Set each entry down verbatim, omitting images.

---------- The records

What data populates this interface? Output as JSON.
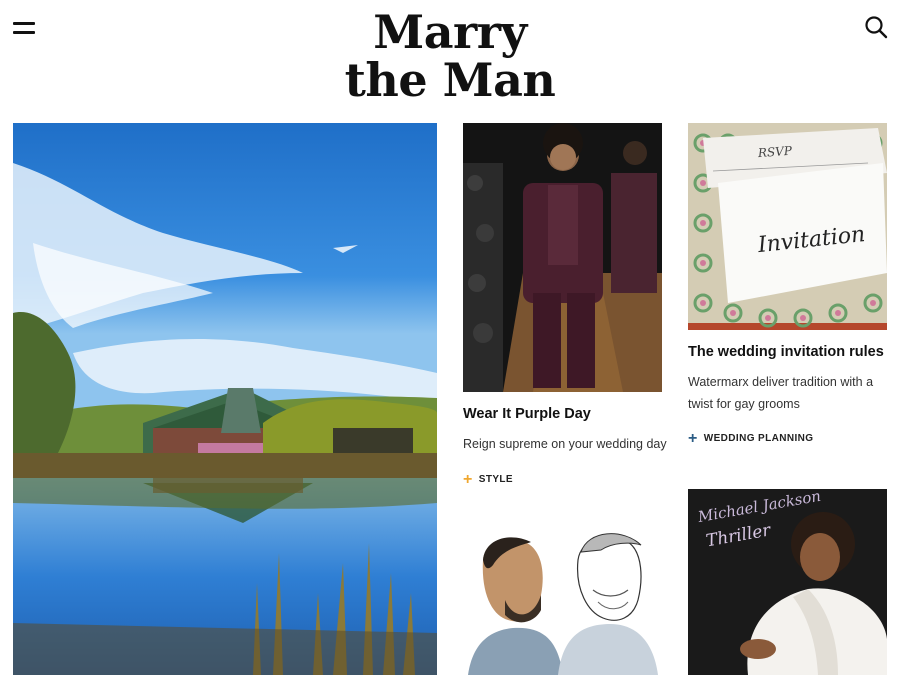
{
  "header": {
    "logo_line1": "Marry",
    "logo_line2": "the Man",
    "menu_icon": "hamburger-icon",
    "search_icon": "search-icon"
  },
  "cards": [
    {
      "title": "Wear It Purple Day",
      "description": "Reign supreme on your wedding day",
      "tag": "STYLE",
      "tag_color": "#f0a830"
    },
    {
      "title": "The wedding invitation rules",
      "description_line1": "Watermarx deliver tradition with a",
      "description_line2": "twist for gay grooms",
      "tag": "WEDDING PLANNING",
      "tag_color": "#2b5c85",
      "invitation_text": "Invitation",
      "rsvp_text": "RSVP"
    },
    {
      "album_artist": "Michael Jackson",
      "album_title": "Thriller"
    }
  ],
  "colors": {
    "style_tag": "#f0a830",
    "planning_tag": "#2b5c85"
  }
}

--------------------

◆ **Task response**
What data populates this interface? Output as JSON.
{
  "header": {
    "logo_line1": "Marry",
    "logo_line2": "the Man",
    "menu_icon": "hamburger-icon",
    "search_icon": "search-icon"
  },
  "cards": [
    {
      "title": "Wear It Purple Day",
      "description": "Reign supreme on your wedding day",
      "tag": "STYLE",
      "tag_color": "#f0a830"
    },
    {
      "title": "The wedding invitation rules",
      "description_line1": "Watermarx deliver tradition with a",
      "description_line2": "twist for gay grooms",
      "tag": "WEDDING PLANNING",
      "tag_color": "#2b5c85",
      "invitation_text": "Invitation",
      "rsvp_text": "RSVP"
    },
    {
      "album_artist": "Michael Jackson",
      "album_title": "Thriller"
    }
  ],
  "colors": {
    "style_tag": "#f0a830",
    "planning_tag": "#2b5c85"
  }
}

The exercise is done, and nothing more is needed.